Hong Kong’s property developers are having to construct more flexible leasing offers to attract businesses, as the city faces more than 246 football fields of excess supply of office space by 2025.
With Covid-19 isolation policies tipping Hong Kong’s economy into recession, companies and banks such as Société Générale and Deutsche Bank have downsized in the territory over the past two years. Pandemic measures have also caused an exodus of foreign and local residents and paused the return of mainland Chinese groups, which had been expected to take up space.
“The leasing market, if [it’s] not at the bottom, it’s reaching the bottom, and will remain for some time. There’s a lot of space to absorb and digest,” said Paul Yien, executive director of office leasing advisory at JLL in Hong Kong. “There is a lot of new supply . . . which means rental will be under pressure.”
The higher vacancy rates are already affecting developers, who had become accustomed to easy profits over the years thanks to tight land supply. Henderson Land Development, one of Hong Kong’s biggest property developers, reported a 34 per cent drop in first-half profits year on year, to HK$5.1bn (US$650mn).
In a rare move in a city where landlords have long ruled the roost, some tycoons are introducing more flexible contracts to attract tenants. New World Development, run by Chow Tai Fook’s Cheng family, is offering a six-to-nine-month cooling-off period for its new 11 Skies project near Hong Kong airport, two people familiar with the matter said.
Hong Kong has consistently had the world’s most expensive property market, due to its limited space and strategically important location next to south China’s manufacturing and technology hub in Guangdong province.
CBRE Group, the real estate investment firm, estimated vacancies in the city sat at 11.9 per cent at the end of the first half, the highest since the third quarter of 2003, with 9.8mn sq ft available. According to property agency Colliers, the prime office vacancy rate had grown to 12.3 per cent as of August.
Savills, the real estate firm, estimates there will be a total of 17.2mn sq ft of available grade-A office space over the next four years, with an expected annual take-up rate of 1mn sq ft per year, leading to an oversupply amounting to nearly 250 football fields.

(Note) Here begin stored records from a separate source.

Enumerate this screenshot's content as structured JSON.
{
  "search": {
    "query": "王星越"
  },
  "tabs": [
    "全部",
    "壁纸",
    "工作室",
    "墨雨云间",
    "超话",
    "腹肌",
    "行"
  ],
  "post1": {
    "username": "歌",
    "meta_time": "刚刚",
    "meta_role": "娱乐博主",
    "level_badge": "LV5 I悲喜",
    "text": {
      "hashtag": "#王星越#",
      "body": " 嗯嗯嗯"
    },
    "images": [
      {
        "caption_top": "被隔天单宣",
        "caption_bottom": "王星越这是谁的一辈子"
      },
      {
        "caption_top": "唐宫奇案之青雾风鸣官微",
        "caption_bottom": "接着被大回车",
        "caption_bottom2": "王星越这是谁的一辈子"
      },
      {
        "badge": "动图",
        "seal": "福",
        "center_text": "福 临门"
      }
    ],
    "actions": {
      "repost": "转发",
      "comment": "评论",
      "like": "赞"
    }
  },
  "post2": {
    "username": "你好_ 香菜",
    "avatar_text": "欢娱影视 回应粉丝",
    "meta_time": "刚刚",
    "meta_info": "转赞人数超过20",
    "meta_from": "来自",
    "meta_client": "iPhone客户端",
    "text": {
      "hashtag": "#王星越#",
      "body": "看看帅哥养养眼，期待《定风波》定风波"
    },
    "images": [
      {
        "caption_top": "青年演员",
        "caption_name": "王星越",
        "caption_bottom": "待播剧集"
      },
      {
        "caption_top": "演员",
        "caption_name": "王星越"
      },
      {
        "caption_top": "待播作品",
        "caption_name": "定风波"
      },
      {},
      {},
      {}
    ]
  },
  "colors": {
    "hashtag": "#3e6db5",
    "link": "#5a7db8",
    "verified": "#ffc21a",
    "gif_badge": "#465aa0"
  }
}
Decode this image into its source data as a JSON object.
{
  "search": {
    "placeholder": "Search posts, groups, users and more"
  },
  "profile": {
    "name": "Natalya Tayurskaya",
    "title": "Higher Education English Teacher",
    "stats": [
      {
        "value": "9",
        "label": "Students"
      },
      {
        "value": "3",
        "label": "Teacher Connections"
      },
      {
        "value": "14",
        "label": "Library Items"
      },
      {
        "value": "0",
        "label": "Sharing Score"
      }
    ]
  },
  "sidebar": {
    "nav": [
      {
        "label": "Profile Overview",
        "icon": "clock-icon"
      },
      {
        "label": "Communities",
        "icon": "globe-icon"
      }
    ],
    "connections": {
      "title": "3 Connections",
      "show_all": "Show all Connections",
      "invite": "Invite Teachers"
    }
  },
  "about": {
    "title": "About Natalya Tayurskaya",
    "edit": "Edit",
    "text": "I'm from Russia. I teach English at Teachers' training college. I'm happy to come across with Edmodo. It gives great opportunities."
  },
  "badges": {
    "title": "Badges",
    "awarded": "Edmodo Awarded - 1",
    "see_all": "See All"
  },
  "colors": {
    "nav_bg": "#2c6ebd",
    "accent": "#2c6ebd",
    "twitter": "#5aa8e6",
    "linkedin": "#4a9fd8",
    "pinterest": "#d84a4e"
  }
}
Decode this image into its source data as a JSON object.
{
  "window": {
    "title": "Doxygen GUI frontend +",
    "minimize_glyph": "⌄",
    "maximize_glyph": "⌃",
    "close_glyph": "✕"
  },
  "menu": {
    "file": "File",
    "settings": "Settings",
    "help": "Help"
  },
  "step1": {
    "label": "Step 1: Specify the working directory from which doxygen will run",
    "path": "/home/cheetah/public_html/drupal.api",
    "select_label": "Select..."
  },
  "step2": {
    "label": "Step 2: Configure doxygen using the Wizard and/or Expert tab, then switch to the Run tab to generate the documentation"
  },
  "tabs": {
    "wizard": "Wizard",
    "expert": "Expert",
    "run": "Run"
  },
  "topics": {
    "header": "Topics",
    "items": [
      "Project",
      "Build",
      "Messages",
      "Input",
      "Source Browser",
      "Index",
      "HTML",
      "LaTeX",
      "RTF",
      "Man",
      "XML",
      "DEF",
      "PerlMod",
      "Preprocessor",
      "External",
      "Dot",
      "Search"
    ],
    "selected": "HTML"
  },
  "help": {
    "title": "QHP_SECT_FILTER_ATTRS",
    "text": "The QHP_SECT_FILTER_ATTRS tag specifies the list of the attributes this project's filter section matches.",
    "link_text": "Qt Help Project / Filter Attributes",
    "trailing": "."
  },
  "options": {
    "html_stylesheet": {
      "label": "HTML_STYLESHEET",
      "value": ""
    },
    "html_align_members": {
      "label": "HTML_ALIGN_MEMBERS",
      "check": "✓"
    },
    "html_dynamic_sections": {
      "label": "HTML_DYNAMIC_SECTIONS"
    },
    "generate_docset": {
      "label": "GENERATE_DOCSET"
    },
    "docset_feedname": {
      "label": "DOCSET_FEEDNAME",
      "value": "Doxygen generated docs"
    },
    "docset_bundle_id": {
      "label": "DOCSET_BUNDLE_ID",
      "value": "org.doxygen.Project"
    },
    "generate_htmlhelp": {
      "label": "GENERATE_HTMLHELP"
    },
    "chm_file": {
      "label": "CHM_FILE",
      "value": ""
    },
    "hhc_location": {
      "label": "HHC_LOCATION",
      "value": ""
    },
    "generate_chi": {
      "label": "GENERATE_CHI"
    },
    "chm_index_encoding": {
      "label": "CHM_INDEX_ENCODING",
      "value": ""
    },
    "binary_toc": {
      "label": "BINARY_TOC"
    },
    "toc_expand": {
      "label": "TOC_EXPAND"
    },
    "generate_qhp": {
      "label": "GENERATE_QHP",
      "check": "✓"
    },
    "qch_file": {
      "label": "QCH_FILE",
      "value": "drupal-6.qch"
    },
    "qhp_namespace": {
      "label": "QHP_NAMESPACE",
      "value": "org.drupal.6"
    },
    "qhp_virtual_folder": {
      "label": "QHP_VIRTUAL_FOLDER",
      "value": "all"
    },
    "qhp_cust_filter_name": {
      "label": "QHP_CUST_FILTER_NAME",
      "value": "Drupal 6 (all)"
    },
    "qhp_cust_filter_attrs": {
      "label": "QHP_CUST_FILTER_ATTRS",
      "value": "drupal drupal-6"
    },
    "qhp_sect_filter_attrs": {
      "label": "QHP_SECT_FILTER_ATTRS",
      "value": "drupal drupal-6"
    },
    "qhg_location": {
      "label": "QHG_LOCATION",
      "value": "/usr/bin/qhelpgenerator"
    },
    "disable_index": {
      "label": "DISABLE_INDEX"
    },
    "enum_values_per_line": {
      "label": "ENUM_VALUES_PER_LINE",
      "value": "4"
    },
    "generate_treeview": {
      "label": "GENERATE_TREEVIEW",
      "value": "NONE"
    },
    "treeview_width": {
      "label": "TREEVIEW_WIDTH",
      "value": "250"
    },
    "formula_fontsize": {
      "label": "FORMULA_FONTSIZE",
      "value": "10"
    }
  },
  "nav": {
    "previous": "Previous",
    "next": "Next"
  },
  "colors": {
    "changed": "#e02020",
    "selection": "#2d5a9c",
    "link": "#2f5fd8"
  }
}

Panasonic, Nielsen, Deutsche Bank, Standard Chartered, Nomura, UBS, BNP Paribas, Société Générale and National Australia Bank have all downsized in the city over the past two years.
Some mainland banks are still expanding in Hong Kong despite the gloom over the Chinese economy and border restrictions preventing travel across the boundary that divides the city from Guangdong. In August, China International Capital Corporation leased floors in Sun Hung Kai’s International Commerce Centre in Kowloon. The move came after Deutsche Bank gave up space in the same building a year before.
A number of developments in Hong Kong conceived before the pandemic are also contributing to the oversupply. Office rents have dropped 27 per cent from mid-2019, when the city was rocked by anti-government protests, according to Cushman & Wakefield Research.
At the same time, in Singapore, Savills is forecasting top-graded office rents will rise 3 per cent in 2022. Prime offices are filling up quickly in the financial district as companies such as top Chinese law firm Han Kun and US tech groups Amazon and Facebook expand. The government is even coaxing companies such as Singaporean superapp Grab out of the financial district and into suburban offices to make way.